[The data Boundary: Start]

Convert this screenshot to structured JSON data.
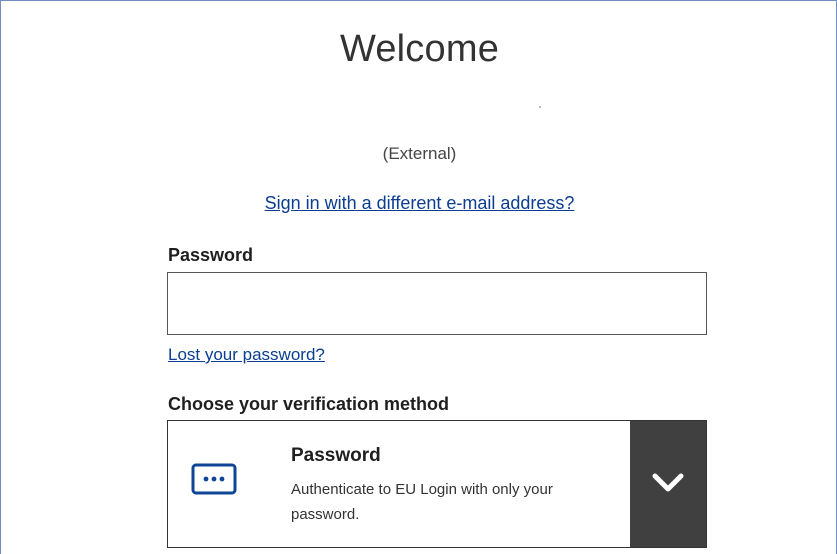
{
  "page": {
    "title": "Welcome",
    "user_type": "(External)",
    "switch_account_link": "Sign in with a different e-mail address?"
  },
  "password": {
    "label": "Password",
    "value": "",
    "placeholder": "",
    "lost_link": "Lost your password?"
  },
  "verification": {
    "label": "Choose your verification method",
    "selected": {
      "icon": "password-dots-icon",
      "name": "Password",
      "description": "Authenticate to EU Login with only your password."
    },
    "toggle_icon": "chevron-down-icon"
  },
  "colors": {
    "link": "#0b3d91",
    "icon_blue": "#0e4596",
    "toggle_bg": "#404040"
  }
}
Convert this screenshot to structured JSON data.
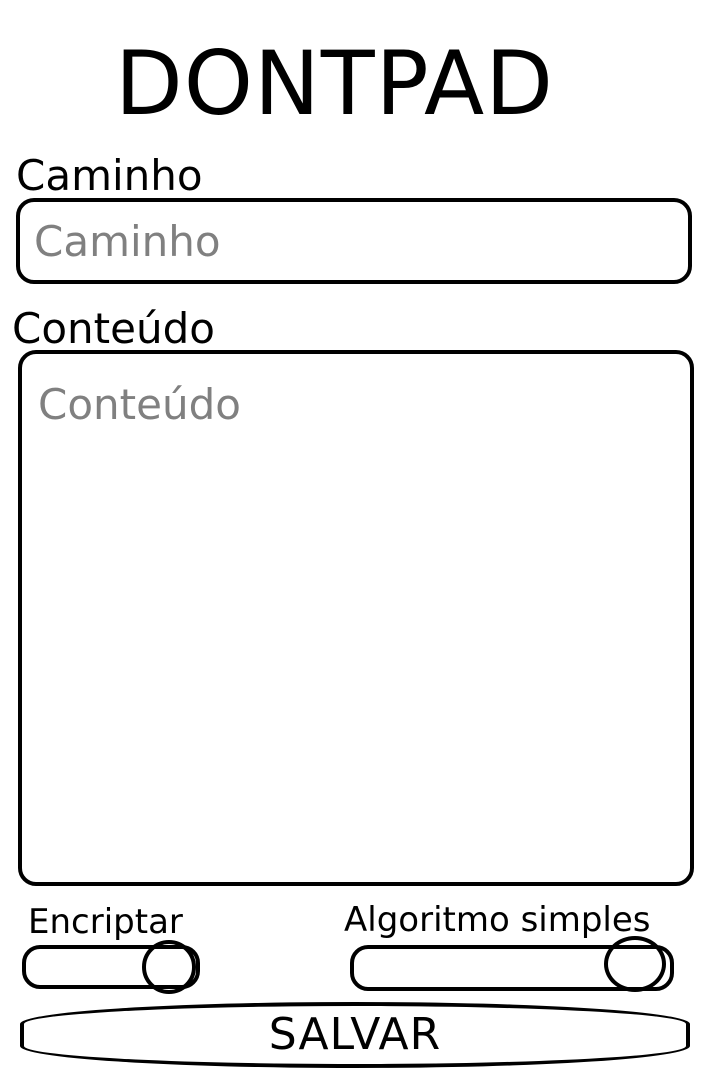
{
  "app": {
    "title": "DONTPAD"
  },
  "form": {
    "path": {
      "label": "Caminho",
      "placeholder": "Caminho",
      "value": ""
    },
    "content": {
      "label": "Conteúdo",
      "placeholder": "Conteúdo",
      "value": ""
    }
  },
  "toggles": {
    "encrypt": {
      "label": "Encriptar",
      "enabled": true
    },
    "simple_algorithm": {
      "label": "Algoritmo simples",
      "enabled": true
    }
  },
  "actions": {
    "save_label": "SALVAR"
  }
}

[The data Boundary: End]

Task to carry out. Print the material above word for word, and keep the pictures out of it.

Reply.
Convert this screenshot to structured JSON data.
{
  "page": {
    "title": "Welcome",
    "user_type": "(External)",
    "switch_account_link": "Sign in with a different e-mail address?"
  },
  "password": {
    "label": "Password",
    "value": "",
    "placeholder": "",
    "lost_link": "Lost your password?"
  },
  "verification": {
    "label": "Choose your verification method",
    "selected": {
      "icon": "password-dots-icon",
      "name": "Password",
      "description": "Authenticate to EU Login with only your password."
    },
    "toggle_icon": "chevron-down-icon"
  },
  "colors": {
    "link": "#0b3d91",
    "icon_blue": "#0e4596",
    "toggle_bg": "#404040"
  }
}
Convert this screenshot to structured JSON data.
{
  "app": {
    "title": "DONTPAD"
  },
  "form": {
    "path": {
      "label": "Caminho",
      "placeholder": "Caminho",
      "value": ""
    },
    "content": {
      "label": "Conteúdo",
      "placeholder": "Conteúdo",
      "value": ""
    }
  },
  "toggles": {
    "encrypt": {
      "label": "Encriptar",
      "enabled": true
    },
    "simple_algorithm": {
      "label": "Algoritmo simples",
      "enabled": true
    }
  },
  "actions": {
    "save_label": "SALVAR"
  }
}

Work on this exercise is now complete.